Back to blogging again. For a while, anyway. I used to have grand ambitions for the things I wrote, but time has taught me to temper my ambitions a little bit. Last fall, for example, I decided to start swimming again. A fine thing to do, to be sure, but not when you start off by swimming two or three times as much as you should. I was nearly catatonic most afternoons afterward. So I’m just going to write something in this blog from time to time and we’ll just hope nobody has to drag me out of the pool, figuratively-speaking.
First off: a story.
Iida Pollanen, my Finnish friend and classmate, recently got in trouble for “stealing” cookies. Apparently, she was at one of the dining halls on campus that had a buffet, and when she and her friends had finished eating, she went up to get a few more cookies (four, to be exact), put them in a napkin, and sat back down. When they had finished talking and were getting ready to leave, Iida stuffed the cookies into her bag and immediately an employee walked up and informed her, rather stiffly, that she wasn’t allowed to take away any food from the buffet in a container or napkin or anything else. If she wanted to leave the dining hall with food, it had to be physically in her hand. Iida apologized, saying she hadn’t ever heard that policy before, and the employee asked for her student ID. Mystified as to what in the world was going on, Iida handed over her ID. Several minutes later, the zealous dining hall employee returned with the ID and informed her that she had been written up, and if there were any more infractions she would be. . .I forget, exactly, but penalized in some way.

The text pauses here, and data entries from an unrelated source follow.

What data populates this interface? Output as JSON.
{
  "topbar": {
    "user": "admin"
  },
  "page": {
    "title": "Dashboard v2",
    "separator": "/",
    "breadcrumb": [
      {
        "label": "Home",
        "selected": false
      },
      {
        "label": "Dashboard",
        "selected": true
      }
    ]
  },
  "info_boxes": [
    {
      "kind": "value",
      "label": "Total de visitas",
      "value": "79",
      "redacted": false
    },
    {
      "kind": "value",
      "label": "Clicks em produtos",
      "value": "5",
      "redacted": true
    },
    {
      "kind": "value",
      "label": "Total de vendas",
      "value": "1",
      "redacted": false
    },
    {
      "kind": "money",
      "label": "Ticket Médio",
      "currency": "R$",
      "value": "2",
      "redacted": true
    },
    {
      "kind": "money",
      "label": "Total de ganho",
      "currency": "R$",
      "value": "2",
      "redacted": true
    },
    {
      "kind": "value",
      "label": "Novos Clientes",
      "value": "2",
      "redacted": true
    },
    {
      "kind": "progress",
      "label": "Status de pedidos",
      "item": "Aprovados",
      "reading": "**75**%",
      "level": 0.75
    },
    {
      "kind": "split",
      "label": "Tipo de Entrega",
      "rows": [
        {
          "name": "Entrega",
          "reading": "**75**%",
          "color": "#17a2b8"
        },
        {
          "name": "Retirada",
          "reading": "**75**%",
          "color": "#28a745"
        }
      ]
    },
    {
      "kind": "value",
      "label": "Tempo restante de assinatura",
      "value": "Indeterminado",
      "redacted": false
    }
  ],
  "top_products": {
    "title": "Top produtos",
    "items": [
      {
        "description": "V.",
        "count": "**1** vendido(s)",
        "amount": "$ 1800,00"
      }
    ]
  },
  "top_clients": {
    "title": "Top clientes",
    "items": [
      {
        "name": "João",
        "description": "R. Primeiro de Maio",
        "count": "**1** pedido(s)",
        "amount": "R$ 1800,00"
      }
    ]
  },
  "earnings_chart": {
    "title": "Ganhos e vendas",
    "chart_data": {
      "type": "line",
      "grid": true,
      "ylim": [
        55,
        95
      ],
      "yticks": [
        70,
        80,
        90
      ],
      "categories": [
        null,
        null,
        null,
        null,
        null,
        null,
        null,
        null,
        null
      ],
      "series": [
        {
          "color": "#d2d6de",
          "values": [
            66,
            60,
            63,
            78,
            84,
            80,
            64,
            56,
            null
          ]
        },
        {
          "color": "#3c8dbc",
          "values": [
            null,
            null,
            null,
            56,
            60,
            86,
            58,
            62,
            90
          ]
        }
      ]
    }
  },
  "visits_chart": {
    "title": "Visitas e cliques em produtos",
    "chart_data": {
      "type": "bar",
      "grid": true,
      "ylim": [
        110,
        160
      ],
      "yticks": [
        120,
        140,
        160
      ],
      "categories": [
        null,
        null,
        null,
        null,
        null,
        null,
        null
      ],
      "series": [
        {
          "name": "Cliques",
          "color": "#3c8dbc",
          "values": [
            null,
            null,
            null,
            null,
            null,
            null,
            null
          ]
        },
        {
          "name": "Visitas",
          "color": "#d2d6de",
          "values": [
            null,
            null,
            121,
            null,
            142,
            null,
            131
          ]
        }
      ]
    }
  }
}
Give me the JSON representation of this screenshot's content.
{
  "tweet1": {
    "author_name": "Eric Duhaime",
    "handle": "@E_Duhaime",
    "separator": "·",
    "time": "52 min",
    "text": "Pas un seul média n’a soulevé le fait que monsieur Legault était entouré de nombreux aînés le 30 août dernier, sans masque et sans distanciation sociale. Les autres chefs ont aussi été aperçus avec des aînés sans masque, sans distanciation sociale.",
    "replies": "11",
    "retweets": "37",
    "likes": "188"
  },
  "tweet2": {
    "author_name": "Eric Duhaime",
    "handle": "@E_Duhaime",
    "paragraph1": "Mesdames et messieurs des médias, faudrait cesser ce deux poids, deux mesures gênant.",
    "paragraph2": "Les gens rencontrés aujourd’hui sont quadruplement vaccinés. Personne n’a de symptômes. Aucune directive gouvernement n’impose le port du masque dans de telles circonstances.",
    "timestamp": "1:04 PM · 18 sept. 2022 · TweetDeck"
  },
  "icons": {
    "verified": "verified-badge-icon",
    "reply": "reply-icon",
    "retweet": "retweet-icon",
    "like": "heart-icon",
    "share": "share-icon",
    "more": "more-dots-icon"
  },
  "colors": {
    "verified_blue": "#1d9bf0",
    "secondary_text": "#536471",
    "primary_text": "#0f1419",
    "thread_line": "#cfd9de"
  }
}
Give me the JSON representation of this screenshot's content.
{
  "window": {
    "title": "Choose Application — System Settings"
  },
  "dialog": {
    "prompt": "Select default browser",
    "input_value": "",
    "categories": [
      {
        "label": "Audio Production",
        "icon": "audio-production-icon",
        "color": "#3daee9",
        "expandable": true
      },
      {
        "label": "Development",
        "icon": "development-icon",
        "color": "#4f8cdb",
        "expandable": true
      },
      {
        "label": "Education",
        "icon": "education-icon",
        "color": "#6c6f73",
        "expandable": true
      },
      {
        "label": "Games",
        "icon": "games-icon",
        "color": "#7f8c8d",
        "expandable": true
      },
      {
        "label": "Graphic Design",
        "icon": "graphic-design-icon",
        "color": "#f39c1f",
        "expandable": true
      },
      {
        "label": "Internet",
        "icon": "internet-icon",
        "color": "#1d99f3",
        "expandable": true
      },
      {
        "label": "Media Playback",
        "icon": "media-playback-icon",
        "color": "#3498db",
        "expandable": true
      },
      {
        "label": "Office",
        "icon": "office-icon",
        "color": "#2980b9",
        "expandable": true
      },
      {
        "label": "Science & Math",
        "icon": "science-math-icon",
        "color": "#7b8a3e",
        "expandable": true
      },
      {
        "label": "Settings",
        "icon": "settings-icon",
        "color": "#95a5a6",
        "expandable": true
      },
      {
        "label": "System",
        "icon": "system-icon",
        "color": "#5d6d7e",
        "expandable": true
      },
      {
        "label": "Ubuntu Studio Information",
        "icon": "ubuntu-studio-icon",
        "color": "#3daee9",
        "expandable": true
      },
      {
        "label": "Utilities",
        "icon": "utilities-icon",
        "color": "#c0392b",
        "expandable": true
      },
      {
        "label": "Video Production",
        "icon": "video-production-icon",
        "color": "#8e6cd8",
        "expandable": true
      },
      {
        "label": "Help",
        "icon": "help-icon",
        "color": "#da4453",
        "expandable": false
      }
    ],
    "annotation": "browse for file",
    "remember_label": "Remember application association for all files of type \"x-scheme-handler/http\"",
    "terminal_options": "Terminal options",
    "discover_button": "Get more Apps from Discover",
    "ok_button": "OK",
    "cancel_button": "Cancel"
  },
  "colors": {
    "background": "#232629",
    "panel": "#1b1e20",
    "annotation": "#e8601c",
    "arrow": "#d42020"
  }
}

I have a few thoughts about that. First of all, I think a golden opportunity was missed. The United States is one of the fattest countries on the planet, if not the fattest. I recently returned from Christmas break in Texas, and one of my abiding memories of that time was when, because time was short and Marie and I wanted to spend it with my grandmother, I got us a quick lunch at Whataburger. I ordered three standard meals (or What-a-meals, I suppose, though I’m not as clear on my Texas fast-food lexicology as I used to be), paid, and then waited a few seconds. The lady behind the register then put three, well, containers on the counter. I say “containers” because if I say “cups” you’ll likely think of a reasonably-sized receptacle for a human being consuming a beverage. A coffee cup, perhaps, or one of those blue plastic cups that seems to always be on formica tables in diners or grandparents’ houses. A cup. But what was on the counter at Whataburger looked like something you’d use in an old-fashioned fire brigade. Big enough that I didn’t feel entirely secure holding it with one hand. It was ridiculous. I tend to think if you’re going to start stocking cups in the gallon or quart range, you might as well just install a trough or stock-tank filled with soda and have done with it. Hand out life-preservers. The thing was, I saw people going back for SECONDS with those cups. And, not to make it too obvious where I’m going with this, most of them were extremely obese. (The people, not the cups, though I wouldn’t have a problem with anyone characterizing the cups as obese, too.) As in, uncomfortably so. It made me sad. Why do I bring this up in connection with Iida’s cookie theft? If any country in the world needs to have sugar and fast food stolen from it, it’s ours. So why not use our buffets for exactly that? If a student from a country that ISN’T among the pantheon of most obese places on earth wants an extra cookie, or for that matter an extra BOX of cookies, well then maybe that will drive some of our serial cookie-eaters to the fruit tray.
Another thought: people in Eugene are oddly constituted. By and large the average Eugene-ians are so nice they make Andy Griffith look like Pol Pot. To give you some idea, I just got back from our apartment complex’s laundry room, and a maintenance employee was emptying the quarter trays for the washing machines. I had just put my clothes in when he reached my machines. He said, “Here, let me start those for you,” then proceeded to remove 6 quarters from each tray, replace the trays, and start the washing machines for me. For free. That’s so nice it’s almost weird. People are like that all over town. UNLESS. . .you cross a line of some sort. Then that Andy Griffith-Pol Pot figuration gets reversed. Cyclists are the worst. I and one or two of our incoming cohort have on occasion accidentally biked the wrong way on a one-way street, or on the side of a one-way street where cyclists apparently weren’t supposed to go (not that there are any signs for that kind of thing). Other cyclists didn’t call out helpful reminders. No. They practically shrieked at us. You’d have thought we were biking around with bandoliers filled with severed chipmunk heads or something. I once had a motorist stop, honk several times, and give me the evil eye. . .when I was fifty meters from the road. I had been waiting to cross, gotten tired, and turned to go a different way when, some distance away, I got the honk. For what? I’m still not sure. Did I hold him up? If he slowed down to let me cross, he must have done it some distance away, because I didn’t see him. In any case, if you’re so tightly-wound that a few seconds’ pause in your driving schedule or a minor infraction of cycling etiquette or a few cookies taken away from a buffet is enough to send you into a psychotic rage (or into overzealous application of a minor dining-hall rule to a foreign student who didn’t know the rule existed), the future’s bleak. You’ll either be the first one eaten during the apocalypse, or the leader of the motorcycle cannibals, but either way you’re in for a rough ride.